The ca. 1904 building has had a heck of a history. It survived two huge fires and over 30 years with one of the fugliest metal coverings ever put on a heritage building. (For more about its history, see my Winnipeg Downtown Places post.)
In 2010 a company called Space2Work, owned by Mark and Shelley Buleziuk, purchased it and began a multi-million dollar restoration, bringing the building and its façade back to its former glory. After it reopened in 2012, it was listed as a Heritage Property by the city and won a Heritage Winnipeg Preservation Award.
At the June 19, 2014 Historical Buildings and Resources Committee meeting, the owners applied to have the building de-listed, which is the first step in demolishing a heritage property. The matter was held over to the July 17, 2014 meeting, (this Thursday at 3 pm).
So, what went wrong ? I contacted Space2Work to confirm stories that I'd heard, but they did not repsond. Presumably they will all come up at Thursday's hearing.
What I have heard from a couple of different people is that the major issue is an error made during renovations. Too much concrete was poured on each floor making them too heavy. (Whether this is a fatal flaw or just one that will cost a lot of money to repair and the owners would prefer to demolish than fix is what I was hoping to ask them.)
The time would be right for someone with vacant property on that stretch of Main to act. In early July CentreVenture announced that they want to perform a makeover to the area.
Late this afternoon, the Historical Buildings and Resources Committee met to discuss the owner's request to remove 272 Main Street from the city's Historical Resources List.

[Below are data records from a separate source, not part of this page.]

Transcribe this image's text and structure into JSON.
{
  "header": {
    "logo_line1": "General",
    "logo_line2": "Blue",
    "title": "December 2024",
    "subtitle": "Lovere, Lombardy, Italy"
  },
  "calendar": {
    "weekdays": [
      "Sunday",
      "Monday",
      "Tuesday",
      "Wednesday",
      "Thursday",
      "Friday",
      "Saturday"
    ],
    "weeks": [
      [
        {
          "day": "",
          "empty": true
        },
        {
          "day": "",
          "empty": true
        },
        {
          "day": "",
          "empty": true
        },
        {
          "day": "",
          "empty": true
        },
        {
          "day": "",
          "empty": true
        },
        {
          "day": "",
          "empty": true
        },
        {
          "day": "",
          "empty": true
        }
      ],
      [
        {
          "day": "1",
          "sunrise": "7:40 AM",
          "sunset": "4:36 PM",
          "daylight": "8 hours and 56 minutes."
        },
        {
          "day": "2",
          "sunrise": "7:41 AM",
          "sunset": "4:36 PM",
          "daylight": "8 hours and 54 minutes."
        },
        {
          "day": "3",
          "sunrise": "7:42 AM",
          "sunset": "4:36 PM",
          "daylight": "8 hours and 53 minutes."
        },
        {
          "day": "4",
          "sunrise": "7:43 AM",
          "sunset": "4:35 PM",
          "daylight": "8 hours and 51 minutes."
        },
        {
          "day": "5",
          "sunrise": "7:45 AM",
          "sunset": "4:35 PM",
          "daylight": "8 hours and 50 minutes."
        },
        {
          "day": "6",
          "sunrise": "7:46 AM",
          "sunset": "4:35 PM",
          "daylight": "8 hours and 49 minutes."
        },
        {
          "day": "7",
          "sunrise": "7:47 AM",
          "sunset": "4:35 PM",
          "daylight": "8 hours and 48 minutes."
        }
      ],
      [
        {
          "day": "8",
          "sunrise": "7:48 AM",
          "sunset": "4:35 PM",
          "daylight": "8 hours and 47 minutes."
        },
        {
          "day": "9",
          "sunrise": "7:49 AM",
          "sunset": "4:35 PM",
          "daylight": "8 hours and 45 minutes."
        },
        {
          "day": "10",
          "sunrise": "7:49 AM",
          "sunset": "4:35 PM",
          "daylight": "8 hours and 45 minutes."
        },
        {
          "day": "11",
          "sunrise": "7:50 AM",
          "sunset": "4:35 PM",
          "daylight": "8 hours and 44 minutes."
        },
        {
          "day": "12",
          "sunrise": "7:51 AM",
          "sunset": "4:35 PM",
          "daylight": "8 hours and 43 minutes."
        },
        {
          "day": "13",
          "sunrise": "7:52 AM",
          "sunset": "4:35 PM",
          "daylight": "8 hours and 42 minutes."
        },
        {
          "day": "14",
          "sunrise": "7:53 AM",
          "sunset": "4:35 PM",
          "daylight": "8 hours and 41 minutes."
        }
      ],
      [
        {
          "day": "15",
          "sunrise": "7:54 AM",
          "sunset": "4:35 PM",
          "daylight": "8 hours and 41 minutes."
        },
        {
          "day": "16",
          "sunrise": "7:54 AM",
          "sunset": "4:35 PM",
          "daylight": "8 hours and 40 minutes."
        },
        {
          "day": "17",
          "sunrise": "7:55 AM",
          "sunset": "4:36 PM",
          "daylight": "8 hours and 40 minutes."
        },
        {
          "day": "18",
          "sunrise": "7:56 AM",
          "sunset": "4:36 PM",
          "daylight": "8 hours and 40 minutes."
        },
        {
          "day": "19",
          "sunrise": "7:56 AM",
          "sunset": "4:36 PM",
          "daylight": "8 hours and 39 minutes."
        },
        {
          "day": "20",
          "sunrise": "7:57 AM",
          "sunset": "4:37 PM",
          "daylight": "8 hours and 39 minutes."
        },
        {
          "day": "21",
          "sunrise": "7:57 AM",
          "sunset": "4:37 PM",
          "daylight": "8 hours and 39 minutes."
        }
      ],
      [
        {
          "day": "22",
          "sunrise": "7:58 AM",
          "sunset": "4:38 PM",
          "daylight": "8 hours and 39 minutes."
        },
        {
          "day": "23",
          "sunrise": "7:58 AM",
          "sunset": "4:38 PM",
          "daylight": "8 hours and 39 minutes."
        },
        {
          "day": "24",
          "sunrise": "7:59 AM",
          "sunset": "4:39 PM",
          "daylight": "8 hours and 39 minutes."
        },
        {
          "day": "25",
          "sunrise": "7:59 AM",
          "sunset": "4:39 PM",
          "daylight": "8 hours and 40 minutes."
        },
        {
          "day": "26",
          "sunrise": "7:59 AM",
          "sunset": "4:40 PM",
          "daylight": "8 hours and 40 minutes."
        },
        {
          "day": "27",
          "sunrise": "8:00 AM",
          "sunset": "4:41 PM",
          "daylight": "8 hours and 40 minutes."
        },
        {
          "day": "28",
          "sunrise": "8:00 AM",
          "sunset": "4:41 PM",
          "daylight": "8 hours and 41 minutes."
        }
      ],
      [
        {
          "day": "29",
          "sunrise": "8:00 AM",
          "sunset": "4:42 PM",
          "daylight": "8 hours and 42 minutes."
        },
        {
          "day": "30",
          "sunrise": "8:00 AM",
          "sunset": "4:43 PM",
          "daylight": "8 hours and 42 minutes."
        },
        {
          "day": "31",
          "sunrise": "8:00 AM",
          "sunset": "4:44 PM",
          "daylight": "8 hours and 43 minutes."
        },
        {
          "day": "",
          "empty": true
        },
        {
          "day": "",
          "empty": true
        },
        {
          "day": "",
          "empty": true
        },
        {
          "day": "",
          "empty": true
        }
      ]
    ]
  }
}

The item was introduced by a city staffer who said that during the renovations the reinforcement strategy for the building's floors failed due to "faulty workmanship" that made the building "currently unsafe to occupy." The owners are unable to sell the building with the current heritage listing, so are requesting that it be removed. (Note that the "d" word - demolish - was not used, though once de-listed the owners would be free to do what they wanted.)
The owners, who were not in attendance, provided the committee with two engineering reports to support their claims about the condition of the building and what needed to be done to make it safe again. Reports that members of the public could not hear about.
Despite this being the newly revamped heritage committee that now meets in public in order to be more "open and transparent", as chairman Jenny Gerbasi noted in her welcoming remarks, the gallery was cleared so that the reports could be discussed in-camera. When pressed, Gerbasi said that this was at the request of the owner, as the content of the reports are part of a legal action. She also noted the clause in the in-camera bylaw that allows for this when legal action is underway.
The gallery was pretty thin. A reporter, me and two representatives from Heritage Winnipeg, who were against the de-listing. To paraphrase HW's Executive Director Cindy Tugwell, there is nothing that has happened in the two years since the building was listed to lessen its heritage or architectural significance. Items such as an owner's cash flow, botched repairs etc. should not have any impact on a building's status.
After readmission, the committee discussed the application. They were in agreement that regardless of the renovation problems, the architectural significance or character defining elements that led to the building being added to the list in 2012 have not changed, nor would they be changed if the necessary repairs are made.
In the end, they voted unanimously to keep the building on the list of historical resources.
This does not mean the end for this application. The Historical Buildings and Resources Committee is a subcommittee of the Standing Committee on Downtown Development, Heritage and Riverbank Management, to which the owners can appeal.